“I think some of [these concerns] are valid because it’s in males’ natures to protect females,” Stanley said. “It has the potential to be a problem, but if they spend time training together, which they will, I think it will help smooth that over.”
Crews dismissed the argument that males’ natural tendencies could create tension, disapproving of its relevance to the issue at hand.
“I know that some people argue that men don’t like to see women get shot; it’s emotionally distressing for them,” Crews said. “But I honestly don’t think that women should be punished because the men can’t control how they feel.”
In response to similar projections that natural sexual tension between males and females could potentially decrease combat effectiveness, Stanley applied her experience in an outfit of males and females, saying she finds them as romantically attractive as “brothers” would be.
“Within our outfit – in the entire Corps – you can love your buddies, but you can’t love your buddies,” Stanley said. “That’s literally how we put it. It’s ‘incest’ to date someone in your outfit.”
Stanley noted that her male outfit members gave her the nickname “mom,” – a testament to the platonic relationship she and the males in her outfit maintain. She also continued to point out that natural male and female tensions would be no more common in combat settings than they are in any other workplace, stressing the military’s emphasis on professionalism.
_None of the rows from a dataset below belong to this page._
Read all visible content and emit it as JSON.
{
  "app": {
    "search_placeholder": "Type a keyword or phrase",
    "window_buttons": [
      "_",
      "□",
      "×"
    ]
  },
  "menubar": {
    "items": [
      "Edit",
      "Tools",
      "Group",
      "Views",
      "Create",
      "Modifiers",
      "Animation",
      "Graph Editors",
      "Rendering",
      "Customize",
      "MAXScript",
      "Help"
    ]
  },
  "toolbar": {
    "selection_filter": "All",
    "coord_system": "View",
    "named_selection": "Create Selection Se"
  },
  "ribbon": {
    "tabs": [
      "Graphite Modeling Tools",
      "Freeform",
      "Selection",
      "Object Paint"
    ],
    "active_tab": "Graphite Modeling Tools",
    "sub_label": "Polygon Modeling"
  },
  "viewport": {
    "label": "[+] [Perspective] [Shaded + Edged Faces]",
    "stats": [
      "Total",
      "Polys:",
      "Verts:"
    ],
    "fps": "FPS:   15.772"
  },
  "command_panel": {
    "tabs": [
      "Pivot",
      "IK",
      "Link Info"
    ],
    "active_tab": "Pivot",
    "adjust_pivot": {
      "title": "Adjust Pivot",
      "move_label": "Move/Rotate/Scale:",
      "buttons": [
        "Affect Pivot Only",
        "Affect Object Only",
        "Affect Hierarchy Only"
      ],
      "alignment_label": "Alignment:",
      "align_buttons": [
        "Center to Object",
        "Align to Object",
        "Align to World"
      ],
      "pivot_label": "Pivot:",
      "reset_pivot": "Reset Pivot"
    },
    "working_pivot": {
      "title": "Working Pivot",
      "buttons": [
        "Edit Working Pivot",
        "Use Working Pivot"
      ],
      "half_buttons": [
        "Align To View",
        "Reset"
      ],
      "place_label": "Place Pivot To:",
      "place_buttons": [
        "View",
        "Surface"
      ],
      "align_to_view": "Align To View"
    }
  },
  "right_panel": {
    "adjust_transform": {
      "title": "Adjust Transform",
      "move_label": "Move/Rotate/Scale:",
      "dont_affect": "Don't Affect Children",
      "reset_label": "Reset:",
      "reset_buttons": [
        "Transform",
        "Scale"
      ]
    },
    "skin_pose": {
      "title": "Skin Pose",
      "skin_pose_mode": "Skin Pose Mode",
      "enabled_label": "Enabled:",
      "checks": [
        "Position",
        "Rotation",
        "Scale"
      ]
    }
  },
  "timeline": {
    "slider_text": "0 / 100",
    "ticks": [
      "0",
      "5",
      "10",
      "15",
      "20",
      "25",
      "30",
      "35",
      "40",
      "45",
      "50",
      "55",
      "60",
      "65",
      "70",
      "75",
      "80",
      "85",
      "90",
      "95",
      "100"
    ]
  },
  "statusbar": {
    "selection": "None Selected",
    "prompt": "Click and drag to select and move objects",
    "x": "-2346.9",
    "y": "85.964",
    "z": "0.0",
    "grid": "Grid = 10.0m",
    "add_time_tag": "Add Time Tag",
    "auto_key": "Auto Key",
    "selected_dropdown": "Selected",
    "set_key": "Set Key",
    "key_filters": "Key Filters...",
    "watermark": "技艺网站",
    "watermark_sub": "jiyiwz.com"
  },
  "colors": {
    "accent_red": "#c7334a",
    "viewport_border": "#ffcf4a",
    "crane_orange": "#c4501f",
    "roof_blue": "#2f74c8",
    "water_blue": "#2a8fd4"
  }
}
Another matter of contention is physical abilities. Some have questioned females’ abilities to score as high on physical and strength training as those who are currently in combat roles have scored.
Sophomore allied health major Azalea Toney considered the little emphasis that has been put on gender during her time in the Corps of Cadets, and she was encouraged by the impact that Panetta’s decision could potentially have on the widespread perception of womens’ capabilities.
“I think that this not only opens opportunities for things in the future,” Toney said. “This sends a better and more clear message as far as pushing the limits and expectations.”
While Toney said the recent ruling hasn’t necessarily changed her future career goals, she hopes to contract into the Air Force and to one day go to sniper school.